And what’s the final, 30-minute leg of the trip like?
After the town of Tulipe, the car continues along its winding route to end up the small rural town of Pacto. From here, the car heads past a few smaller towns and then turns off of the pavement and starts to climb a rough gravel road that twists up and around the mountain. Gradually, the temperature begins to drop around the car and heavy fog envelops the surrounding hillsides and trees. Welcome to the Choco cloud forest! A sign welcoming you to the Mashpi Reserve stands stoically by the side of the road. “Great! We´re just about there!” you think to yourself… but you´d best think again! Mashpi Lodge is located in the middle of the 2,500-hectare (6,177-acre) Mashpi Reserve, and while you are just a few kilometers from the Lodge itself at this point, it still takes about 30-45 minutes to get there because of the road conditions. Mashpi Lodge employs a permanent road maintenance team, but due to the heavy rainfall and unique climate conditions of the cloud forest, it is a rather formidable task!

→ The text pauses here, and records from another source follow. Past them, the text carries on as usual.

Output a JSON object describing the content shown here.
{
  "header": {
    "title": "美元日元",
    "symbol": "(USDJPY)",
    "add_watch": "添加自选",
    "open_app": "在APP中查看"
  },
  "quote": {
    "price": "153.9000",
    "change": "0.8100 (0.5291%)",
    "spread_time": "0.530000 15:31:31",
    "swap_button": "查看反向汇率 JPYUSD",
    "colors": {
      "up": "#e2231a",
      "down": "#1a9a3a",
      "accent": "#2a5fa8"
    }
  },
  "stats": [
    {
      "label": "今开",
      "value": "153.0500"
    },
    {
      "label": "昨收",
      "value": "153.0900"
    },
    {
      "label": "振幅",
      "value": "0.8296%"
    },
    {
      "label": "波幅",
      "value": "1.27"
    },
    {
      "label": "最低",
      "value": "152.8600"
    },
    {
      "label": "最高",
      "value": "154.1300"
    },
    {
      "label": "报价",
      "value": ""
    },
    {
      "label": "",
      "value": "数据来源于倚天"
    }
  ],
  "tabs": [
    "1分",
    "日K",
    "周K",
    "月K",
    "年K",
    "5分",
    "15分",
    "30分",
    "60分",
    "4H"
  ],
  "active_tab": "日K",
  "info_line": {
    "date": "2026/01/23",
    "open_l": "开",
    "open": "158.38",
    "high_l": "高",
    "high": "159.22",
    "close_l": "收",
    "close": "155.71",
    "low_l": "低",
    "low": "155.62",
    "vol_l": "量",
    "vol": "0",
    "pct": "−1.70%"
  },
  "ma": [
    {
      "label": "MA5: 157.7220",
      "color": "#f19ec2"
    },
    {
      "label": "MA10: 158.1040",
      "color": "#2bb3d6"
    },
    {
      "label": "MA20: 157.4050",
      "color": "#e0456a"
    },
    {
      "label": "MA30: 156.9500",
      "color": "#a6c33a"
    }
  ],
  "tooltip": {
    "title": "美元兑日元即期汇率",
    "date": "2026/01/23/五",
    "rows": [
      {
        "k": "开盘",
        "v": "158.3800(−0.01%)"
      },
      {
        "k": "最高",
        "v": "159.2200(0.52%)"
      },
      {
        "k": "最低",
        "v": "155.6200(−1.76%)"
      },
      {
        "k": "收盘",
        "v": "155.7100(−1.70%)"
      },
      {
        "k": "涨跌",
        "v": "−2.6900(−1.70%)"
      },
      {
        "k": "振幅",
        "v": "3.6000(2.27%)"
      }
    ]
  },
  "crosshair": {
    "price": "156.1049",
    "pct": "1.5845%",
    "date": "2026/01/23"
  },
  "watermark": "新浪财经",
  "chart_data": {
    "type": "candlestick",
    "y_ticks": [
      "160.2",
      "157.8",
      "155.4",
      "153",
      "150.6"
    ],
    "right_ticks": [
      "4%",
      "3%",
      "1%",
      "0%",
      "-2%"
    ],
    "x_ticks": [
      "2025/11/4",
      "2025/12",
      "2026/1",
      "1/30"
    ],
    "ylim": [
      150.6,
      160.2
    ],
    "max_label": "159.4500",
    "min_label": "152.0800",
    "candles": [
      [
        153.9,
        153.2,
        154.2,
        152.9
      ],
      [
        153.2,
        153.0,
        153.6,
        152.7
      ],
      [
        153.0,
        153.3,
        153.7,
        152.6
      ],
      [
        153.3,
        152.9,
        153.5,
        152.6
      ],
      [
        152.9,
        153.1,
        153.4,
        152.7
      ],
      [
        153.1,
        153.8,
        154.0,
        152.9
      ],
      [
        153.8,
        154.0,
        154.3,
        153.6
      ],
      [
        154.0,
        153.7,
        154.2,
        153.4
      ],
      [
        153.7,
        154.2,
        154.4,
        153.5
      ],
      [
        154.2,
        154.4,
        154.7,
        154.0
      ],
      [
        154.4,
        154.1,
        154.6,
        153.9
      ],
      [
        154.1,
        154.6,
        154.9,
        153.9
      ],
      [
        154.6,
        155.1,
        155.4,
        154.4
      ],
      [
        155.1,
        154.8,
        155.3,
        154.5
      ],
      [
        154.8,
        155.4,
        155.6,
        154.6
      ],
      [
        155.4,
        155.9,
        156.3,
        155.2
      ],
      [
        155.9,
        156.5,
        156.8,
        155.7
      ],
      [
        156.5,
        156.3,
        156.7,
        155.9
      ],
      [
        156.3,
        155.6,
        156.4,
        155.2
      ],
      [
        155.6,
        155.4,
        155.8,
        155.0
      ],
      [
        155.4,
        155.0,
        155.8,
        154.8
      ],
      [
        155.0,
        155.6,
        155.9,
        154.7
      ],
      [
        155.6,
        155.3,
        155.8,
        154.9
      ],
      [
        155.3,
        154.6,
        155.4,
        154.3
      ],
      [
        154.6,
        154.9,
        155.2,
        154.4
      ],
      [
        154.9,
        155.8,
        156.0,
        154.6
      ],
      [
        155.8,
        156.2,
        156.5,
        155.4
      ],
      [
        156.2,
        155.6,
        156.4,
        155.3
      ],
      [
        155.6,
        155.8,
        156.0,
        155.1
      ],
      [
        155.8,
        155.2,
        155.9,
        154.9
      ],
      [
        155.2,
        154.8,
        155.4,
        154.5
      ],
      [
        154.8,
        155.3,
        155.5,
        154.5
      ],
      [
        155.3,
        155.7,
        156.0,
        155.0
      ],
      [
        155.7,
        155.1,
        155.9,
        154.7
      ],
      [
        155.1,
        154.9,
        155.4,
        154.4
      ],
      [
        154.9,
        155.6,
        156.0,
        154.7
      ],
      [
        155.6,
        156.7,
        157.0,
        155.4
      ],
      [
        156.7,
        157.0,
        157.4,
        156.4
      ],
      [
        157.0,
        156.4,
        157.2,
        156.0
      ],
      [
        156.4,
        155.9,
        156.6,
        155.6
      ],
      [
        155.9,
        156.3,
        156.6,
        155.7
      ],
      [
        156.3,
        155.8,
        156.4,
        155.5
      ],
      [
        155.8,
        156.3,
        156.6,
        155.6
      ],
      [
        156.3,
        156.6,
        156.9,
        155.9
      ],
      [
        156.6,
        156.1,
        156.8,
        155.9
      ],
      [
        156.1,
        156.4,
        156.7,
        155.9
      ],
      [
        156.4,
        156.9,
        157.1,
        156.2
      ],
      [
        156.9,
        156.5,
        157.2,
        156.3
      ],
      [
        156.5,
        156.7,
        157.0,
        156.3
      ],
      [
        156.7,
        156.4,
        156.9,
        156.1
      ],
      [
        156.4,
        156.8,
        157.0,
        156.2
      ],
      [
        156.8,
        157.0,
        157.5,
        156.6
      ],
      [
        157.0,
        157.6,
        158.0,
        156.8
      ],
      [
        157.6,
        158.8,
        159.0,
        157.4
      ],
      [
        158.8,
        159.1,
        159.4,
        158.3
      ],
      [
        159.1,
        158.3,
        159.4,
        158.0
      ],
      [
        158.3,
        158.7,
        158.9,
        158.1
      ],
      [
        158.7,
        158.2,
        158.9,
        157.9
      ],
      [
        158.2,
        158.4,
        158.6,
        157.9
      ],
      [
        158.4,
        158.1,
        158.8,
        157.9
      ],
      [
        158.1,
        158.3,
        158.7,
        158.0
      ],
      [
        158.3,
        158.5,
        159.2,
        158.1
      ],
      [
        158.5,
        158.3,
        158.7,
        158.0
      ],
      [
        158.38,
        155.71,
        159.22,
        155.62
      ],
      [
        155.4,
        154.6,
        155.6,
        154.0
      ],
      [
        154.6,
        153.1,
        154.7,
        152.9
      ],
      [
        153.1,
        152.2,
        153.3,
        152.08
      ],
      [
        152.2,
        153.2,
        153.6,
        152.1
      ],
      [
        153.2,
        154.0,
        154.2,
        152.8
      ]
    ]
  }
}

Small waterfalls and enormous trees poke in and out of the mystical fog, giving this stretch of the road a distinct otherworldly feel. The route twists and turns ever downward until the car abruptly comes to a halt in front of two huge wooden doors. Instantly bringing Jurassic Park to mind, the doors slowly open and the car pulls through. This must be the entrance to Mashpi Lodge, you think to yourself. Wrong again, but you´re getting closer! After the friendly warden notifies his colleagues of your arrival, the car takes off again, slowly zigzagging down the mountain. At certain points, you can catch fleeting glimpses of the plunging valleys and lush tropical vegetation through the heavy cloud cover.
This final, 15-minute stretch of road is quite exciting as the anticipation of pulling up to the Lodge builds with every turn in the road. Finally, right around a sharp bend and through the blanketing mist, your patience is rewarded as a large glass and concrete structure appears and the car comes to a halt once again. Smiling, Mashpi personnel open the car door and give you a warm welcome. As you walk through the front door of the Lodge, you’ll be handed hot moist towels, cool refreshments, and delicious snacks.
Welcome to Mashpi Lodge!